Rosy boas give birth to live young, and depending on the subspecies, litters can range from three to eight snakes. Babies should emerge from their thin membranous sacks with little difficulty, and they usually quickly disappear into any small hiding places they can find. The female will often shed again a week or two after giving birth, and from then on, you can concentrate on feeding her every week, to get her nice and fat in time for winter.
House young separately in small, 10-gallon enclosures. They usually have their first shed seven to 14 days after birth. Young rosy boas are tiny, so after their first shed, offer them the smallest pinkie mice you can find. In my experience, these snakes sometimes have voracious appetites from the start, or they can be incredibly fussy eaters, and this can be a challenge for inexperienced keepers. Young snakes that accept pinkies should be fed frequently, and they will increase in size at an incredible rate.
I do not recommend brumating them for their first winter. Instead, concentrate on feeding them and watching them grow. There are a number of things you can try to initiate feeding if you have a fussy eater. Alter the snake's environment a little. Changing the substrate or the hidebox, or altering the temperature gradient slightly, can sometimes make all the difference. Rosy boas have particular living requirements, and some may be more sensitive to their surroundings than others, so it pays to experiment with your setup a little. Always remember that these snakes like it dry; humidity is a definite no. If moving things around doesn't work, try leaving the snake and a pinkie in a small sack overnight, or wave the food item in front of the snake's face. If offering a live pinkie, don't leave it too long without checking, as you do not want an injured snake.
Another small, if not slightly gruesome, trick is to pierce the pinkie's head with a pin or scalpel. The scent of rodent brains has been known to elicit feeding.

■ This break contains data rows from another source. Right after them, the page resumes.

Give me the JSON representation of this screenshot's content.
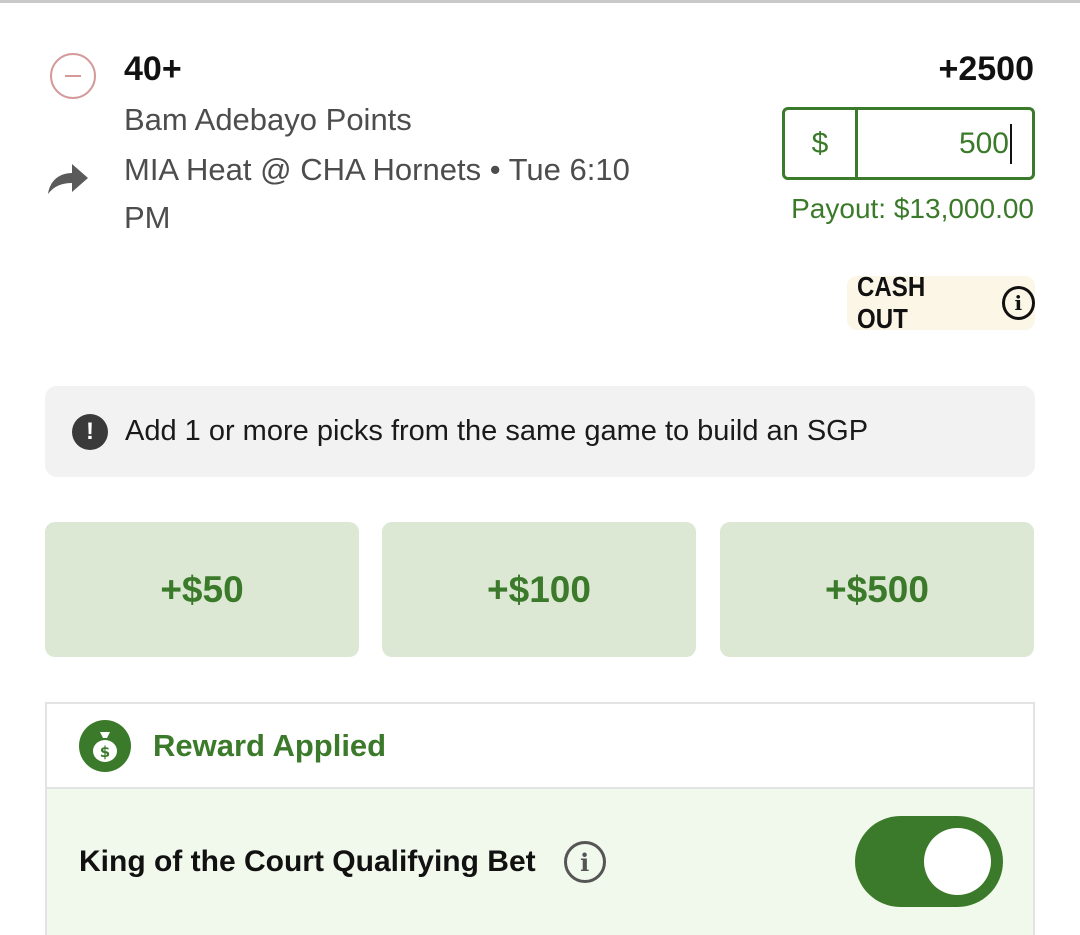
{
  "leg": {
    "line": "40+",
    "market": "Bam Adebayo Points",
    "event": "MIA Heat @ CHA Hornets • Tue 6:10 PM",
    "odds": "+2500"
  },
  "wager": {
    "currency": "$",
    "amount": "500",
    "payout": "Payout: $13,000.00"
  },
  "cash_out": {
    "label": "CASH OUT"
  },
  "sgp_notice": {
    "text": "Add 1 or more picks from the same game to build an SGP"
  },
  "quick_stakes": [
    "+$50",
    "+$100",
    "+$500"
  ],
  "reward": {
    "title": "Reward Applied",
    "qualifying_label": "King of the Court Qualifying Bet",
    "toggle_on": true
  },
  "colors": {
    "accent_green": "#3b7a2a",
    "stake_button_bg": "#dce8d3",
    "remove_red": "#d49a9a",
    "cashout_bg": "#fbf6e6"
  }
}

Ultimately, if you provide the snakes with an ideal captive environment, they will feed eventually, but persistence is vital. If, after all that, they still refuse to eat, it might be worthwhile brumating the young snake for its first winter, following the previous guidelines. This should really be a last resort, but hopefully, the young snake will emerge in the spring with a healthy appetite.
Breeding snakes is a fascinating, time-consuming, sometimes daunting, but ultimately rewarding, experience for any reptile enthusiast. It is certainly not an exact science, and every breeder will have their own preferred way of doing things, so don't be afraid to experiment a little. But always remember the basics, and good luck breeding this charming little boa. REPTILES
Tom Fay was born in England, but he currently lives in Japan. He started out fascinated with bugs and scorpions, before moving onto a variety of reptiles and amphibians. He has kept and bred a variety of animals from an early age.